I had a few nights out round town, firstly with Dee & Danny, then with Lisa and Sam (tubing) who I met by chance (and it turns out our next 10 days are following a similar route so we'll be drinking together a few more times) and then with Ross and whoever else we bumped into.
Dr Beat Richner (doc doc doc doc doctor beat) heads the Kantha Bopha children's hospitals around Cambodia. He's a Swiss guy who is a source of inspiration. He was over before the Khmer Rouge took over and came back when it was safe to start these hospitals. He used to play the cello before becoming a paediatric doctor but now, after doing all his duties for Kantha Bopha, which include helping design and build the hospitals, he picks up and plays his huge fiddle in his spare time twice a week in the hospital conference room free of charge with donations expected afterwards (this is where 80% come from).
Lisa, Sam and I went along but I'd read the poster wrong and it wasn't him there, it was a movie about him. It was engaging to watch though and he comes across as an amazing guy with a few idiosyncrasies and grumbles about a few organisations.
He did play on Thursday and, with Ross, we popped along to that and he is an accomplished player and I would definately recommend popping along if you're here. If you do, wear something warm as the air con is freezing. It was apt that the maternity wing took exactly nine months to build.
On the last day there, three of us popped along to a nearby posh hotel and paid $15 for the use of the swimming pool all day (whilst listening to the easy and cheesey songs such as Kylie and Jason's Especially For You), lunch, drink and one hour massage. Niiiiiiiice.
Now I am in Sihunoukville on the south coast where there is plenty of beach to rest and relax. I went via Phnom Penh. This time the movie on the bus was great. It seemed to be about a rural village trying to protect themselves from an army and as it was set many years ago, they were using rudimentary methods to repel them. I think it was a Chinese film, with Japanese subtitles and dubbed in Cambodian! It was so funny. I couldn't understand a word of it. Everyone was laughing though as it was done in a slapstic Home Alone fashion.

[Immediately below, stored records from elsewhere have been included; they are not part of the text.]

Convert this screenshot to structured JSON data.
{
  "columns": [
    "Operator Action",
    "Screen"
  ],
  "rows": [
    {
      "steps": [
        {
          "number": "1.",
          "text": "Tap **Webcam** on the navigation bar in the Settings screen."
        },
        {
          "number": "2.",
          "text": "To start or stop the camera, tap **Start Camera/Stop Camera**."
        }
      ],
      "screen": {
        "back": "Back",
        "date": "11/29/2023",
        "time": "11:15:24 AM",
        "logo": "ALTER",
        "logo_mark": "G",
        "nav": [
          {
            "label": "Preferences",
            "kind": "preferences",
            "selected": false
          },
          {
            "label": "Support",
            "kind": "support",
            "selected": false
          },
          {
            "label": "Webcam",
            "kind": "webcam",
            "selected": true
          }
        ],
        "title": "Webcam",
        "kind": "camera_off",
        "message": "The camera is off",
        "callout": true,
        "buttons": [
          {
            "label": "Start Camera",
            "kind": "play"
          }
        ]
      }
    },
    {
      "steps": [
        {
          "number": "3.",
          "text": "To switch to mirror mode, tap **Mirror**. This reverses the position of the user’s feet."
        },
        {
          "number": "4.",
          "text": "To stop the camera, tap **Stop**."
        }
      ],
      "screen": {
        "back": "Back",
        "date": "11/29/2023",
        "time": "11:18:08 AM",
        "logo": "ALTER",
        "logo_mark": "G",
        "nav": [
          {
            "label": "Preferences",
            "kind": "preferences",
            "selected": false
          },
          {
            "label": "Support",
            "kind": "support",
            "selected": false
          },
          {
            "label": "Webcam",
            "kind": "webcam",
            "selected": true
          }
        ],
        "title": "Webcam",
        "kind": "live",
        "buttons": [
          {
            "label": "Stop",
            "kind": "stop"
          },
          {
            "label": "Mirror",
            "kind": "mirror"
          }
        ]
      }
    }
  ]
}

Like the 5th member of Star Trek who always beamed down and got killed, all the non-speaking roles for soldiers always had them being shot in an accidental way, such as a chicken pecking an insect on the trigger. The main army characters kept getting various body parts set on fire, slipping on bananas or peas or more usually getting their knackers cracked with planks, bulls, or posts. I can't wait for the sequel.
Talking of movies, is the answer: "Zed's dead baby, Zed's dead?"